What the exercise asks: Give back every record exactly as it reads.

Provided material:

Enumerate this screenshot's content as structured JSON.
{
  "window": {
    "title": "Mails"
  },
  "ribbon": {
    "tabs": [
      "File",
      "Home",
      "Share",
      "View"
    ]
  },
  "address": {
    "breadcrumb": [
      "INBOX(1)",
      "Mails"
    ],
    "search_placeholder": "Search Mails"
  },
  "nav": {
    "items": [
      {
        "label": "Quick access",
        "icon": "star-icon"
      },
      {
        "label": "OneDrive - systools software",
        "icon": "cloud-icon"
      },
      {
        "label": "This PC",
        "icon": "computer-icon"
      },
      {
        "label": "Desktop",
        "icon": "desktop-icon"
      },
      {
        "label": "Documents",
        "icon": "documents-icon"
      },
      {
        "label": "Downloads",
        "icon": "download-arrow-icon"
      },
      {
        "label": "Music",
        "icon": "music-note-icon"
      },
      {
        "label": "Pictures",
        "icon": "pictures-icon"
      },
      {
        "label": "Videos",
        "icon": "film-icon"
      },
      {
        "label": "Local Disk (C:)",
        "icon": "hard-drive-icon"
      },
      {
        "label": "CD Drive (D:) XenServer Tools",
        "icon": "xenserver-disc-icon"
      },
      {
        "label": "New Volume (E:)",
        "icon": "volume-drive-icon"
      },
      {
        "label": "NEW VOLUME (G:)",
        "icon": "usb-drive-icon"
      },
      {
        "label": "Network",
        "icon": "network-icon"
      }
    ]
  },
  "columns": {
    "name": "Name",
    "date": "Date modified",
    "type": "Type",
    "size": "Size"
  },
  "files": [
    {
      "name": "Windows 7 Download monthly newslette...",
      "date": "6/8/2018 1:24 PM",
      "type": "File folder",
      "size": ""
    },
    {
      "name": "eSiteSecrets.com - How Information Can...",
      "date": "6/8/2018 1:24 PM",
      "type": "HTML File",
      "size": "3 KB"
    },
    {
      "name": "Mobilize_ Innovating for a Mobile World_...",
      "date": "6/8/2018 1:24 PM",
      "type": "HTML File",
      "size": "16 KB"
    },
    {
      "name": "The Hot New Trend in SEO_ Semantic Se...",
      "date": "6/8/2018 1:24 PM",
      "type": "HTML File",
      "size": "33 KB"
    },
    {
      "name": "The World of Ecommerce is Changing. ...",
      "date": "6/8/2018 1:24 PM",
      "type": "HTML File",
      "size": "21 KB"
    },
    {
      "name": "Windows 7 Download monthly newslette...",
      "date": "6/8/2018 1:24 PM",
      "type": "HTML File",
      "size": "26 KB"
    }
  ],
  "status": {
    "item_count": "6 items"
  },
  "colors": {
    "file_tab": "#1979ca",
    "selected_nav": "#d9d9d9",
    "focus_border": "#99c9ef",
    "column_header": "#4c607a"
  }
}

Output:
Enumerate this screenshot's content as structured JSON.
{
  "window": {
    "title": "Mails"
  },
  "ribbon": {
    "tabs": [
      "File",
      "Home",
      "Share",
      "View"
    ]
  },
  "address": {
    "breadcrumb": [
      "INBOX(1)",
      "Mails"
    ],
    "search_placeholder": "Search Mails"
  },
  "nav": {
    "items": [
      {
        "label": "Quick access",
        "icon": "star-icon"
      },
      {
        "label": "OneDrive - systools software",
        "icon": "cloud-icon"
      },
      {
        "label": "This PC",
        "icon": "computer-icon"
      },
      {
        "label": "Desktop",
        "icon": "desktop-icon"
      },
      {
        "label": "Documents",
        "icon": "documents-icon"
      },
      {
        "label": "Downloads",
        "icon": "download-arrow-icon"
      },
      {
        "label": "Music",
        "icon": "music-note-icon"
      },
      {
        "label": "Pictures",
        "icon": "pictures-icon"
      },
      {
        "label": "Videos",
        "icon": "film-icon"
      },
      {
        "label": "Local Disk (C:)",
        "icon": "hard-drive-icon"
      },
      {
        "label": "CD Drive (D:) XenServer Tools",
        "icon": "xenserver-disc-icon"
      },
      {
        "label": "New Volume (E:)",
        "icon": "volume-drive-icon"
      },
      {
        "label": "NEW VOLUME (G:)",
        "icon": "usb-drive-icon"
      },
      {
        "label": "Network",
        "icon": "network-icon"
      }
    ]
  },
  "columns": {
    "name": "Name",
    "date": "Date modified",
    "type": "Type",
    "size": "Size"
  },
  "files": [
    {
      "name": "Windows 7 Download monthly newslette...",
      "date": "6/8/2018 1:24 PM",
      "type": "File folder",
      "size": ""
    },
    {
      "name": "eSiteSecrets.com - How Information Can...",
      "date": "6/8/2018 1:24 PM",
      "type": "HTML File",
      "size": "3 KB"
    },
    {
      "name": "Mobilize_ Innovating for a Mobile World_...",
      "date": "6/8/2018 1:24 PM",
      "type": "HTML File",
      "size": "16 KB"
    },
    {
      "name": "The Hot New Trend in SEO_ Semantic Se...",
      "date": "6/8/2018 1:24 PM",
      "type": "HTML File",
      "size": "33 KB"
    },
    {
      "name": "The World of Ecommerce is Changing. ...",
      "date": "6/8/2018 1:24 PM",
      "type": "HTML File",
      "size": "21 KB"
    },
    {
      "name": "Windows 7 Download monthly newslette...",
      "date": "6/8/2018 1:24 PM",
      "type": "HTML File",
      "size": "26 KB"
    }
  ],
  "status": {
    "item_count": "6 items"
  },
  "colors": {
    "file_tab": "#1979ca",
    "selected_nav": "#d9d9d9",
    "focus_border": "#99c9ef",
    "column_header": "#4c607a"
  }
}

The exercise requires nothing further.